- "Microsoft's stock is a buy. Of course, I'd like it to come down after this gigantic rally, but Microsoft it might be the best tech stock in this market," CNBC's Jim Cramer said.
- "The coronavirus has created a magnificent bull market in cloud computing," the "Mad Money" host said.
- "I think the rapid-fire adoption of Microsoft's cloud platform overrides" concerns about the broader economy, he said.
"Microsoft's stock is a buy. Of course, I'd like it to come down after this gigantic rally, but Microsoft it might be the best tech stock in this market," the "Mad Money" host said.
Since reaching a low of $132.52 during Wall Street's slide into a bear market, shares of Microsoft have rallied more than 20% to $160.23 as of Monday's close.
On Saturday, the software behemoth's Azure cloud business revealed that cloud usage spiked triple digits on a weekly basis in communities under stay-at-home and social distancing mandates. Cloud services demand soared 775% in those areas, the company said in a blog post. Elsewhere, Microsoft Teams saw a "very significant spike" in usage. About 44 million users logging more than 900 million meeting and calling minutes in each of those days on the collaboration platform.
Windows Virtual Desktop and Power BI traffic usage were also up. The data was released amid the exodus of employees from offices and students from classrooms to remote work and learning environments in efforts to help slow the spread of COVID-19.
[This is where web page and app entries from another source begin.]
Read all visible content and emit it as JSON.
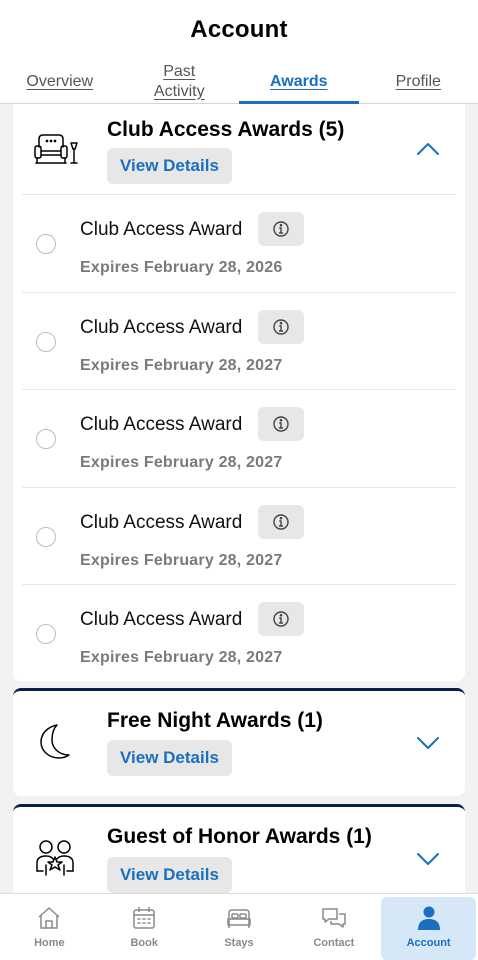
{
  "header": {
    "title": "Account"
  },
  "tabs": [
    {
      "label": "Overview",
      "active": false
    },
    {
      "label": "Past Activity",
      "active": false
    },
    {
      "label": "Awards",
      "active": true
    },
    {
      "label": "Profile",
      "active": false
    }
  ],
  "sections": [
    {
      "title": "Club Access Awards (5)",
      "button": "View Details",
      "icon": "armchair-icon",
      "expanded": true,
      "awards": [
        {
          "name": "Club Access Award",
          "expires": "Expires February 28, 2026"
        },
        {
          "name": "Club Access Award",
          "expires": "Expires February 28, 2027"
        },
        {
          "name": "Club Access Award",
          "expires": "Expires February 28, 2027"
        },
        {
          "name": "Club Access Award",
          "expires": "Expires February 28, 2027"
        },
        {
          "name": "Club Access Award",
          "expires": "Expires February 28, 2027"
        }
      ]
    },
    {
      "title": "Free Night Awards (1)",
      "button": "View Details",
      "icon": "moon-icon",
      "expanded": false
    },
    {
      "title": "Guest of Honor Awards (1)",
      "button": "View Details",
      "icon": "two-people-icon",
      "expanded": false
    }
  ],
  "nav": [
    {
      "label": "Home",
      "icon": "home-icon",
      "active": false
    },
    {
      "label": "Book",
      "icon": "calendar-icon",
      "active": false
    },
    {
      "label": "Stays",
      "icon": "bed-icon",
      "active": false
    },
    {
      "label": "Contact",
      "icon": "chat-icon",
      "active": false
    },
    {
      "label": "Account",
      "icon": "person-icon",
      "active": true
    }
  ],
  "colors": {
    "accent": "#1a6fbe",
    "navy": "#0b1f4f",
    "button_bg": "#e7e7e7",
    "active_nav_bg": "#d6e8f7"
  }
}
"The coronavirus has created a magnificent bull market in cloud computing," Cramer said. "These [Microsoft] numbers are astounding."
Still, Microsoft is not clear of the impact of the fast-spreading virus on the broader economy. The software company, along with other big technology names, are prone to headwinds in a global economy that's been knocked off base. As nonessential businesses across the country have been forced to close, unemployment claims are up significantly with millions out of work.
As many as 47 million people could lose their jobs, sending the unemployment rate in the United States soaring to 32.1%, according to projections offered Monday by the St. Louis Federal Reserve. About 67 million Americans are believed to be working in jobs that are most at risk of being cut.
"I'm expecting a major worldwide slowdown, so there's a real possibility that Microsoft's booming cloud business could get cut back as millions are laid off," the host said, though he thinks tailwinds remain.
"I think the rapid-fire adoption of Microsoft's cloud platform overrides these macro concerns."
Disclosure: Cramer's charitable trust owns shares of Microsoft.